It's the age old debate between RISC/CISC. From the looks of it here, the 6502 was a bit too RISC for such a basic operation, making simple operations cost more than they should. On the other hand Z80 (and x86 afterwards) were too CISC with regards to multiple instruction size encoding and memory addressing which demanded more complexity in the decode stage. Getting an optimal combination needs compromises between the two.

Edited 2013-09-10 13:32 UTC

Reply Score: 2

RE: Uh
by ferrels on Sun 8th Sep 2013 17:32 UTC in reply to "Uh"
ferrels Member since:
2006-08-15

What did you expect? It's a blog for goodness sakes, not a novel or hardback book that you purchased at the bookstore for $50. Technically speaking it's a darn good blog. If you want perfection go buy a James Joyce novel.

Edited 2013-09-08 17:34 UTC

Reply Score: 4

RE[2]: Uh
by henderson101 on Mon 9th Sep 2013 11:51 UTC in reply to "RE: Uh"
henderson101 Member since:
2006-05-30

Ah yes, there's a great section on the 6502 instruction set tucked in to the middle of the Dubliners, and totally I forgot about the Z80 primer in the last chapter of Ulysses! Thanks for your extremely helpful comment!

Reply Score: 4

Explanation
by transputer_guy on Sun 8th Sep 2013 18:54 UTC
transputer_guy
Member since:
2005-07-08

I reverse engineered a dozen of these 1979 NMOS processors to learn about how the ALUs, register files, ROMs, RAMs, PLAs, clocks, back bias circuits worked. I had forgotten how the Z80 worked though, but from the circuit given here there is a good reason why it was done this way.
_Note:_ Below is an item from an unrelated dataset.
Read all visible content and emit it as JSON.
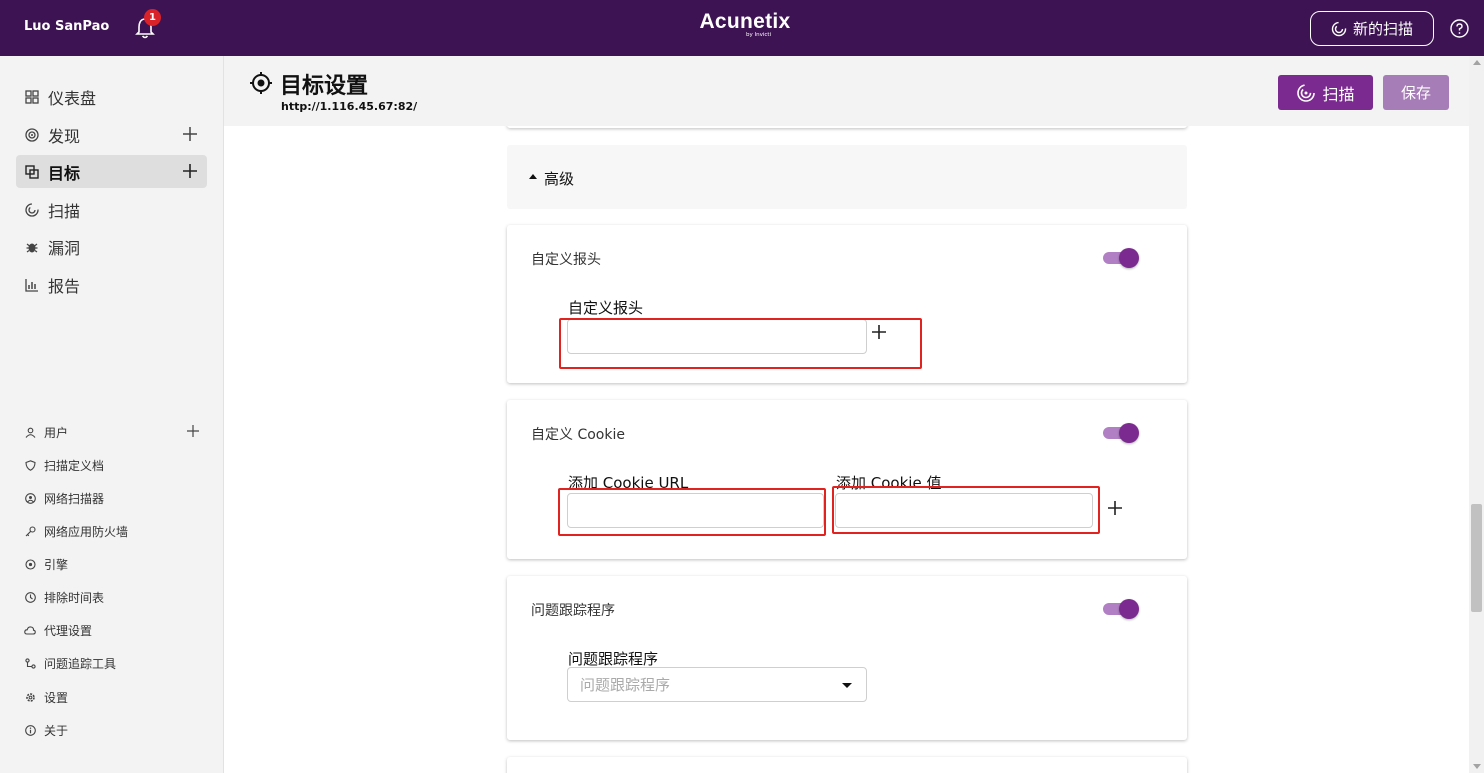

In the 6800, 8080, 6502 the carry path used was usually a pass gate with a minimal delay per bit. 4 carry cells in series would look like a distributed 4 bit tree like nand gate with extra devices to steer 1s & 0s or to bypass to the output and then invert. This is a very slow gate with all the associated capacitance but it does cover 4 bits in one go with 2 logic delays, slooow + fast. So an 8 bit adder delay would look like a 1 bit adder with 4 extra carry gates in delay. Thats about the limit of the clock cycle.

This Z80 used 2 faster gates per bit, so 4 bit cells will add up to 8 gate delays on top of the basic adder cell. Thats about the limit of the clock cycle.

In another design, some designers paired off odd/even slices to achieve 2 bit carry in 2 gates of logic, allowing 8 bit design with 8 gate delay carry.

Its a swings vs roundabout issue. By the time the Z80 was built, the trend was moving away from the ripple pass dynamic gates to full static logic, and in the Z8000 the entire 16 bit path had a full custom design with full static carry look ahead asymmetric logic, all done in about 8-12 fast gates iirc, no precharging logic needed.

The 68000 and 8086 retained the ripple pass gate but enhanced it by using boot strapping on a floating pass gate with a precharge. In these schemes a clock would be rammed through 8 pass gates in short order and then buffered for the next 8 bit block. Boot strapping allowed 16 bit addition in a reasonable time but required a clock for precharge.

So in the dynamic style, 1 clock precharges and the next conditionally discharges or computes the gate values. In the static style, both clock phases can do useful work.

Even the Pentium 4 a 32b processor uses a double pumped 16 bit ALU too.

Reply Score: 4